(Dataset rows describing interfaces)
☆ ☆ ☆
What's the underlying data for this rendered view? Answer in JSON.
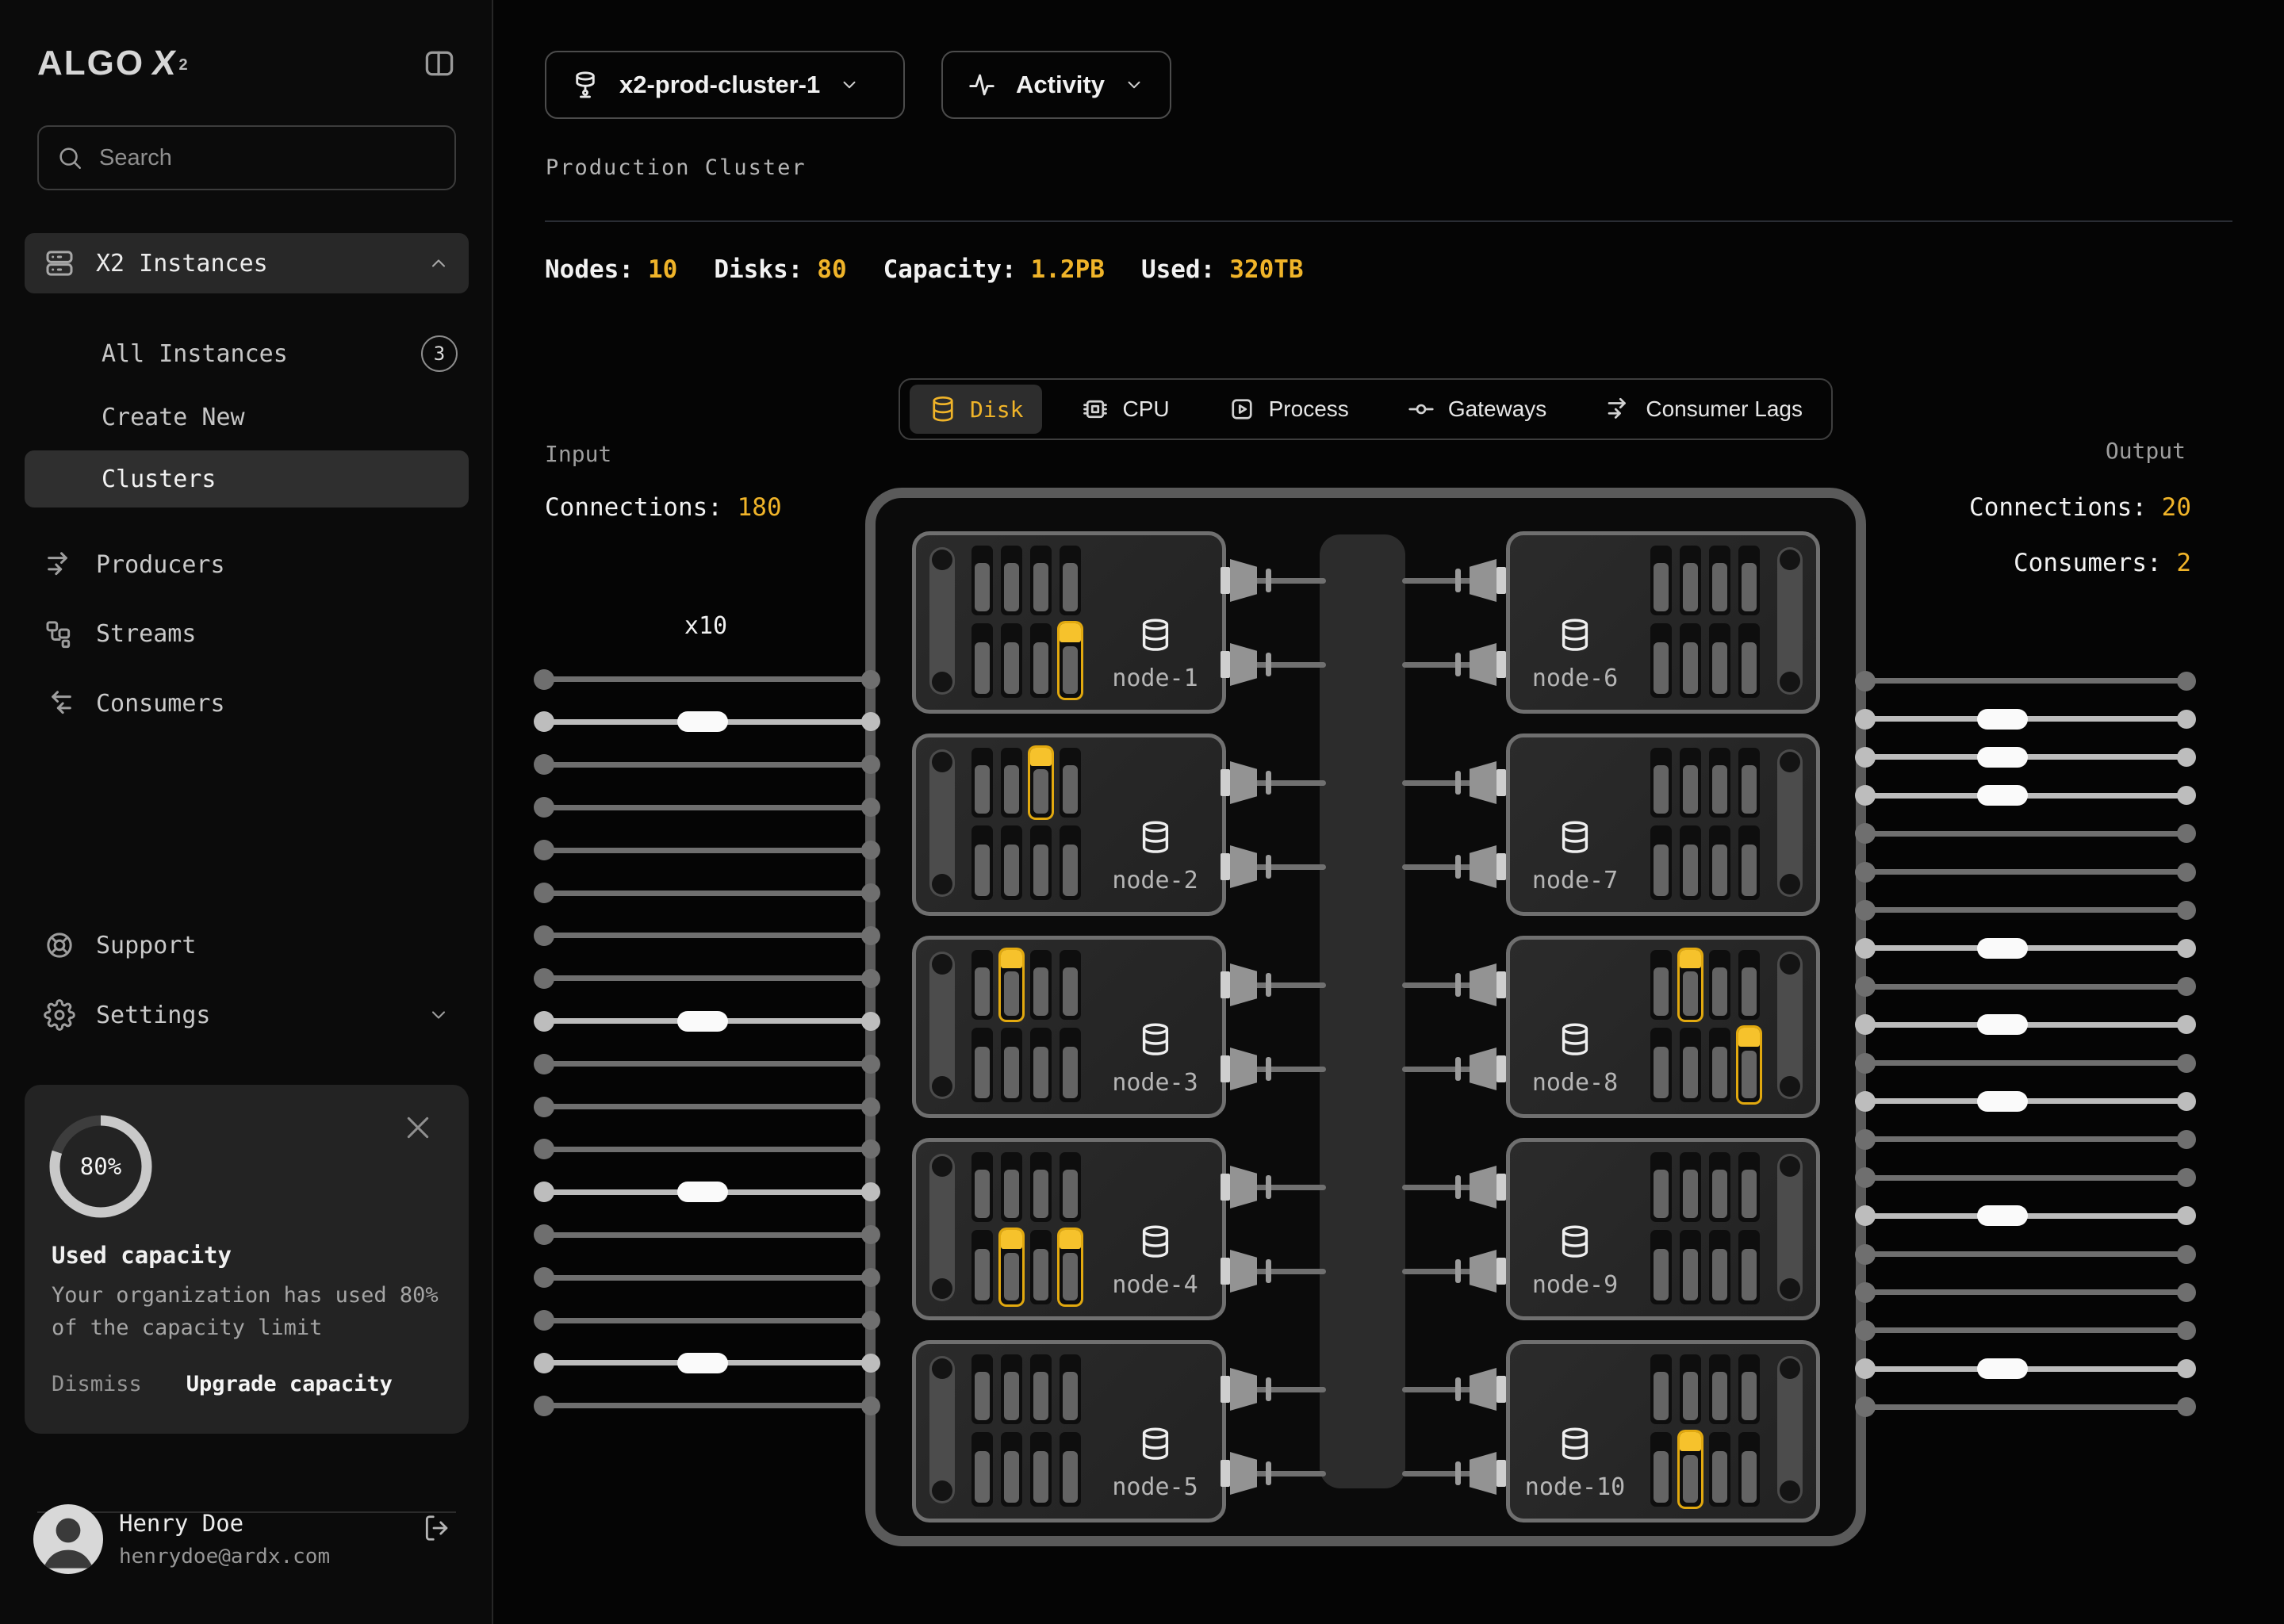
{
  "app": {
    "accent_color": "#F0B429",
    "line_color": "#6f6f6f",
    "line_light_color": "#bdbdbd"
  },
  "sidebar": {
    "logo": {
      "text": "ALGO",
      "x": "X",
      "sup": "2"
    },
    "search": {
      "placeholder": "Search"
    },
    "nav": {
      "group_label": "X2 Instances",
      "items": [
        {
          "label": "All Instances",
          "badge": "3"
        },
        {
          "label": "Create New"
        },
        {
          "label": "Clusters",
          "active": true
        }
      ],
      "links": [
        {
          "label": "Producers",
          "icon": "producers-icon"
        },
        {
          "label": "Streams",
          "icon": "streams-icon"
        },
        {
          "label": "Consumers",
          "icon": "consumers-icon"
        }
      ],
      "footer": [
        {
          "label": "Support",
          "icon": "support-icon"
        },
        {
          "label": "Settings",
          "icon": "settings-icon"
        }
      ]
    },
    "capacity_card": {
      "percent": "80%",
      "percent_value": 80,
      "title": "Used capacity",
      "body": "Your organization has used 80% of the capacity limit",
      "dismiss_label": "Dismiss",
      "upgrade_label": "Upgrade capacity"
    },
    "user": {
      "name": "Henry Doe",
      "email": "henrydoe@ardx.com"
    }
  },
  "header": {
    "cluster_select": "x2-prod-cluster-1",
    "activity_select": "Activity",
    "subtitle": "Production Cluster",
    "stats": [
      {
        "label": "Nodes:",
        "value": "10"
      },
      {
        "label": "Disks:",
        "value": "80"
      },
      {
        "label": "Capacity:",
        "value": "1.2PB"
      },
      {
        "label": "Used:",
        "value": "320TB"
      }
    ]
  },
  "tabs": [
    {
      "label": "Disk",
      "icon": "disk-icon",
      "active": true
    },
    {
      "label": "CPU",
      "icon": "cpu-icon",
      "active": false
    },
    {
      "label": "Process",
      "icon": "process-icon",
      "active": false
    },
    {
      "label": "Gateways",
      "icon": "gateways-icon",
      "active": false
    },
    {
      "label": "Consumer Lags",
      "icon": "consumer-lags-icon",
      "active": false
    }
  ],
  "io": {
    "input": {
      "title": "Input",
      "connections_label": "Connections:",
      "connections": "180",
      "multiplier": "x10"
    },
    "output": {
      "title": "Output",
      "connections_label": "Connections:",
      "connections": "20",
      "consumers_label": "Consumers:",
      "consumers": "2"
    }
  },
  "diagram": {
    "input_lines": {
      "count": 18,
      "handles_at": [
        2,
        9,
        13,
        17
      ]
    },
    "output_lines": {
      "count": 20,
      "handles_at": [
        2,
        3,
        4,
        8,
        10,
        12,
        15,
        19
      ]
    },
    "disks_per_node": {
      "rows": 2,
      "cols": 4
    },
    "nodes": [
      {
        "name": "node-1",
        "side": "left",
        "highlighted_disks": [
          [
            2,
            4
          ]
        ]
      },
      {
        "name": "node-2",
        "side": "left",
        "highlighted_disks": [
          [
            1,
            3
          ]
        ]
      },
      {
        "name": "node-3",
        "side": "left",
        "highlighted_disks": [
          [
            1,
            2
          ]
        ]
      },
      {
        "name": "node-4",
        "side": "left",
        "highlighted_disks": [
          [
            2,
            2
          ],
          [
            2,
            4
          ]
        ]
      },
      {
        "name": "node-5",
        "side": "left",
        "highlighted_disks": []
      },
      {
        "name": "node-6",
        "side": "right",
        "highlighted_disks": []
      },
      {
        "name": "node-7",
        "side": "right",
        "highlighted_disks": []
      },
      {
        "name": "node-8",
        "side": "right",
        "highlighted_disks": [
          [
            1,
            2
          ],
          [
            2,
            4
          ]
        ]
      },
      {
        "name": "node-9",
        "side": "right",
        "highlighted_disks": []
      },
      {
        "name": "node-10",
        "side": "right",
        "highlighted_disks": [
          [
            2,
            2
          ]
        ]
      }
    ]
  }
}
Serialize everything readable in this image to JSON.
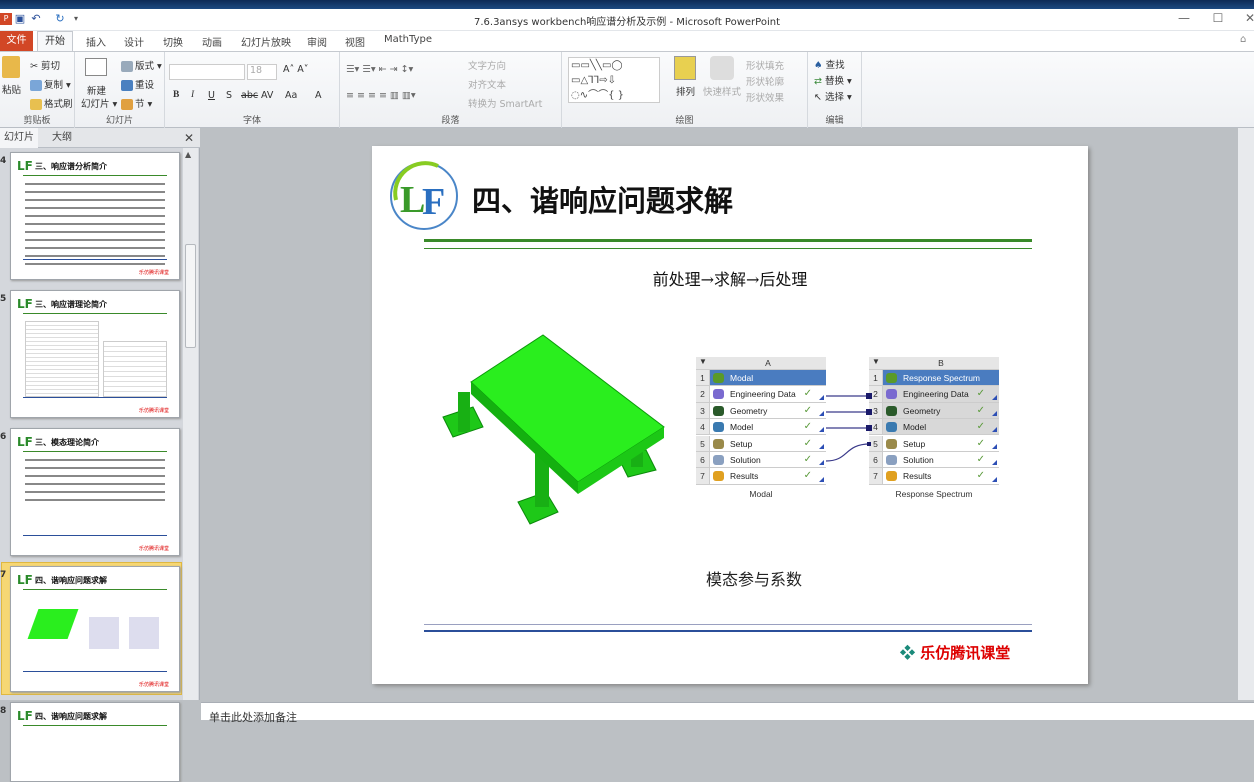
{
  "window": {
    "title": "7.6.3ansys workbench响应谱分析及示例 - Microsoft PowerPoint",
    "minimize": "—",
    "maximize": "☐",
    "close": "✕"
  },
  "tabs": [
    "文件",
    "开始",
    "插入",
    "设计",
    "切换",
    "动画",
    "幻灯片放映",
    "审阅",
    "视图",
    "MathType"
  ],
  "ribbon": {
    "clipboard": {
      "paste": "粘贴",
      "cut": "剪切",
      "copy": "复制",
      "format_painter": "格式刷",
      "label": "剪贴板"
    },
    "slides": {
      "new_slide": "新建",
      "new_slide2": "幻灯片",
      "layout": "版式",
      "reset": "重设",
      "section": "节",
      "label": "幻灯片"
    },
    "font": {
      "size": "18",
      "label": "字体",
      "bold": "B",
      "italic": "I",
      "underline": "U",
      "shadow": "S",
      "strike": "abc",
      "spacing": "AV",
      "case": "Aa",
      "color": "A"
    },
    "paragraph": {
      "text_direction": "文字方向",
      "align_text": "对齐文本",
      "smartart": "转换为 SmartArt",
      "label": "段落"
    },
    "drawing": {
      "arrange": "排列",
      "quick_styles": "快速样式",
      "fill": "形状填充",
      "outline": "形状轮廓",
      "effects": "形状效果",
      "label": "绘图"
    },
    "editing": {
      "find": "查找",
      "replace": "替换",
      "select": "选择",
      "label": "编辑"
    }
  },
  "left_pane": {
    "tabs": [
      "幻灯片",
      "大纲"
    ],
    "close": "✕",
    "thumbs": [
      {
        "num": "4",
        "title": "三、响应谱分析简介"
      },
      {
        "num": "5",
        "title": "三、响应谱理论简介"
      },
      {
        "num": "6",
        "title": "三、模态理论简介"
      },
      {
        "num": "7",
        "title": "四、谐响应问题求解"
      },
      {
        "num": "8",
        "title": "四、谐响应问题求解"
      }
    ],
    "footer": "乐仿腾讯课堂"
  },
  "slide": {
    "logo": "LF",
    "title": "四、谐响应问题求解",
    "subtitle": "前处理→求解→后处理",
    "caption": "模态参与系数",
    "footer": "乐仿腾讯课堂",
    "systems": [
      {
        "col": "A",
        "name": "Modal",
        "caption": "Modal",
        "rows": [
          "Modal",
          "Engineering Data",
          "Geometry",
          "Model",
          "Setup",
          "Solution",
          "Results"
        ]
      },
      {
        "col": "B",
        "name": "Response Spectrum",
        "caption": "Response Spectrum",
        "rows": [
          "Response Spectrum",
          "Engineering Data",
          "Geometry",
          "Model",
          "Setup",
          "Solution",
          "Results"
        ]
      }
    ]
  },
  "notes": {
    "placeholder": "单击此处添加备注"
  },
  "colors": {
    "accent": "#d24726",
    "green": "#3a8a2a",
    "blue_line": "#2b4f9a",
    "wb_header": "#4a7cc0",
    "model_green": "#22e01a"
  }
}
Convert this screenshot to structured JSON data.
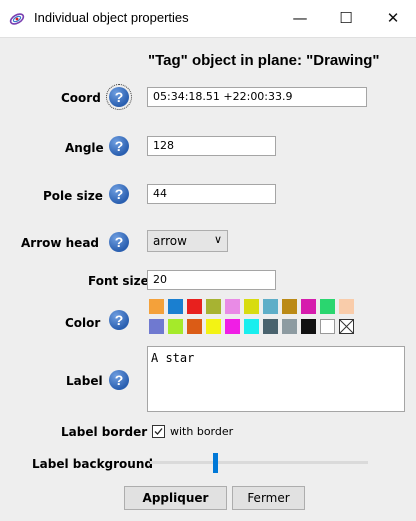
{
  "window": {
    "title": "Individual object properties",
    "minimize": "—",
    "maximize": "☐",
    "close": "✕"
  },
  "header": {
    "subtitle": "\"Tag\" object in plane: \"Drawing\""
  },
  "fields": {
    "coord": {
      "label": "Coord",
      "value": "05:34:18.51 +22:00:33.9"
    },
    "angle": {
      "label": "Angle",
      "value": "128"
    },
    "pole_size": {
      "label": "Pole size",
      "value": "44"
    },
    "arrow_head": {
      "label": "Arrow head",
      "value": "arrow"
    },
    "font_size": {
      "label": "Font size",
      "value": "20"
    },
    "color": {
      "label": "Color"
    },
    "label": {
      "label": "Label",
      "value": "A star"
    },
    "label_border": {
      "label": "Label border",
      "option": "with border",
      "checked": true
    },
    "label_background": {
      "label": "Label background",
      "level": 0.3
    }
  },
  "help_glyph": "?",
  "palette": {
    "row1": [
      "#f4a13a",
      "#1a7fd0",
      "#e8201e",
      "#a7b332",
      "#e98be6",
      "#d8dc10",
      "#5eaec8",
      "#bb8a16",
      "#d61cad",
      "#2ad66f",
      "#f9ccaa"
    ],
    "row2": [
      "#6f79d0",
      "#a5ea2a",
      "#db5c16",
      "#f3f314",
      "#f01ee5",
      "#19eeee",
      "#4a636e",
      "#8d9ba1",
      "#111111",
      "#ffffff",
      "none"
    ]
  },
  "buttons": {
    "apply": "Appliquer",
    "close": "Fermer"
  }
}
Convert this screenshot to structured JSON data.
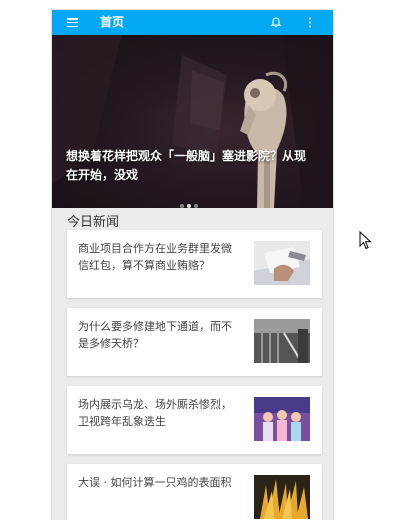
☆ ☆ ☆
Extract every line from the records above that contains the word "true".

• [Problem solution]
          "active": true
      "active": true
      "checked": true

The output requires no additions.